▸ **EXERCISE**: Where in the listing does the string "value" appear? Copy every line that holds it.

== == ==

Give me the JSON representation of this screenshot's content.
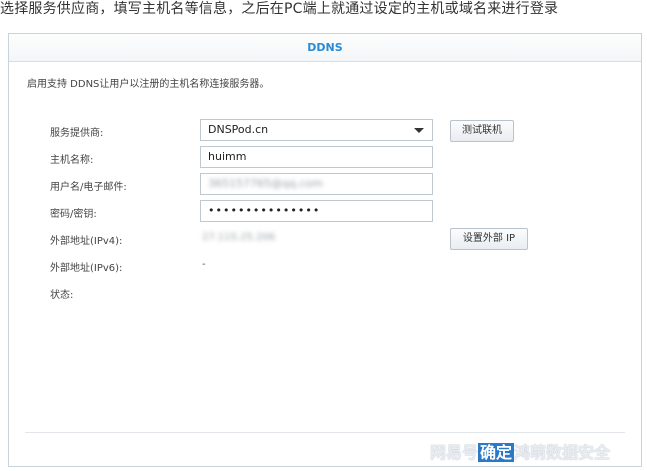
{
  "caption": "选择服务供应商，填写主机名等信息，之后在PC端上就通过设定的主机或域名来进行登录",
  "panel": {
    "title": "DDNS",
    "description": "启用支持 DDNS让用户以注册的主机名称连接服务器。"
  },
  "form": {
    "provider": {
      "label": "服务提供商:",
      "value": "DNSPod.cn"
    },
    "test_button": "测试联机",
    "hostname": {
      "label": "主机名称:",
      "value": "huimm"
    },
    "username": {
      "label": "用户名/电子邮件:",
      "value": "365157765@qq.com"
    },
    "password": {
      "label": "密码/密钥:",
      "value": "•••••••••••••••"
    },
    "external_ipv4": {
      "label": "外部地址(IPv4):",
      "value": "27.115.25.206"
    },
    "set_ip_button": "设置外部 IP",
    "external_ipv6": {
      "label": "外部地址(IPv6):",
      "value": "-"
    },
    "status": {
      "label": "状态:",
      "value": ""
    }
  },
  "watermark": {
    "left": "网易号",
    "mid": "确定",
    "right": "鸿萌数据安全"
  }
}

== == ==

▸ **TASK RESULT**:
      "value": "DNSPod.cn"
      "value": "huimm"
      "value": "365157765@qq.com"
      "value": "•••••••••••••••"
      "value": "27.115.25.206"
      "value": "-"
      "value": ""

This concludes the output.